Aiming to protect groundwater and local lakes and streams, Mower County is making record progress this year in working with property owners to get their septic systems into compliance.
If dry weather continues, Mower County expects a total of 120 subsurface sewage treatment systems (SSTS) installed this construction season, said Angela Lipelt, supervisor of Mower County Environmental Services. If all those systems are installed, Lipelt stated that the 2021 construction season will begin without any carry-over SSTS projects.
Lipelt went on to state that this construction season followed an unusually low number of septic systems installed in 2019 due to overly wet conditions that created a difficult year for septic construction.
Progress also has been made this summer on the Turtle Creek II project that is providing municipal sewer services to 40 properties on the edge of northwest Austin that have been annexed into the city. This is a follow-up to the Turtle Creek I project a few years ago that annexed and connected city sewer to 36 properties.
Numerous SSTS upgrades have been happening because of a strong real-estate market that prompts review of existing septic systems at the time of property transfers, Lipelt said. Others, though, have been voluntary, including a Lyle-area resident who wanted to upgrade his septic system so that his grandchildren will have “something better” on his land in later years.
This all is part of an effort launched earlier this year by the Mower County Board to complete the final phase of the county’s long-running initiative to achieve septic compliance countywide. This effort has been supported by providing more public-awareness activities and ongoing educational opportunities, including a free workshop last January in Austin on septic systems and drinking water wells. Mower County Board members have committed more resources toward the SSTS compliance efforts in 2020 and continue to work with staff on considering possible revisions to the county’s SSTS ordinance.
In June, the Mower County Board voted to change its septic-loan policy to fund 90% of the costs for a qualifying septic system as part of the county’s septic-loan program. In general, this decreases a landowner’s out-of-pocket cost for the average cost of a mound system from $6,000 to $2,000. It does, however, increase the amount of principal and interest paid back by the property owner on their county taxes, as an assessment, over a 10-year period.
This year, Mower County has approved 24 septic-loan applications, earmarking more than $425,000 in septic-loan funds to local landowners for replacing their failing septic systems.
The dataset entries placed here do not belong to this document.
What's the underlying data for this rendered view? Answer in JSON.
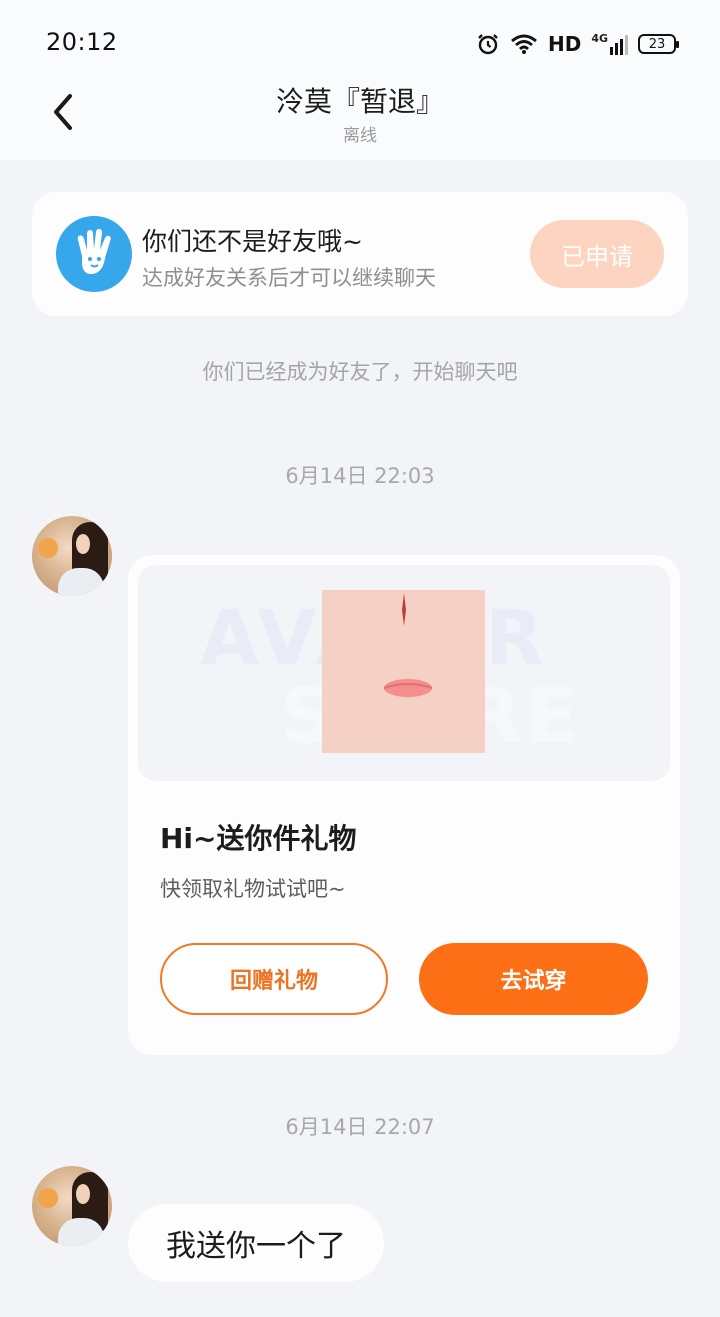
{
  "status_bar": {
    "time": "20:12",
    "network_label": "HD",
    "signal_label": "4G",
    "battery": "23"
  },
  "header": {
    "title": "泠莫『暂退』",
    "subtitle": "离线"
  },
  "friend_banner": {
    "title": "你们还不是好友哦~",
    "subtitle": "达成好友关系后才可以继续聊天",
    "button_label": "已申请"
  },
  "messages": {
    "system_notice": "你们已经成为好友了，开始聊天吧",
    "timestamp_1": "6月14日 22:03",
    "gift": {
      "watermark_line1": "AVATAR",
      "watermark_line2": "STORE",
      "title": "Hi~送你件礼物",
      "subtitle": "快领取礼物试试吧~",
      "return_gift_label": "回赠礼物",
      "try_on_label": "去试穿"
    },
    "timestamp_2": "6月14日 22:07",
    "text_message": "我送你一个了"
  },
  "colors": {
    "accent": "#fc6f14",
    "applied_button": "#fdd4c0",
    "hand_icon_bg": "#35a7ea",
    "background": "#f3f4f8"
  }
}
Loans to property owners generally range from $14,000 to $22,000. Overall, hundreds of septic systems through the years have been replaced with support from the county’s septic-loan program.
While past SSTS efforts have addressed Mower County’s most-critical areas and imminent health threats, county staff recognize that – as of early 2020 – nearly 30 percent of septic systems countywide still had an unknown compliance status.
Mower County, which ranks 58 out of Minnesota’s 87 counties for SSTS compliance ranking, first began permitting septic systems in 1958. The more recent initiative started in 2008 with a SSTS Imminent Public Health Threat (IPHT) inventory in response to growing concerns about bacterial impairments in local lakes and streams.
Since 2008, Mower County homeowners have installed 953 new septic systems out of 3,445 systems countywide. In that same period, several unsewered communities have been connected to a new community sewage-treatment system or annexed into the City of Austin’s municipal sewage system, including pockets of homes and businesses along the Cedar River, Dobbins Creek and Turtle Creek.
Mower County Environmental Services can assist with low-interest loans for septic-replacement projects and with other septic-related questions at 507-437-7718. The office is located at 1105 Eighth Ave. N.E. in Austin. You also can go online at: http://www.co.mower.mn.us/public-works-main.html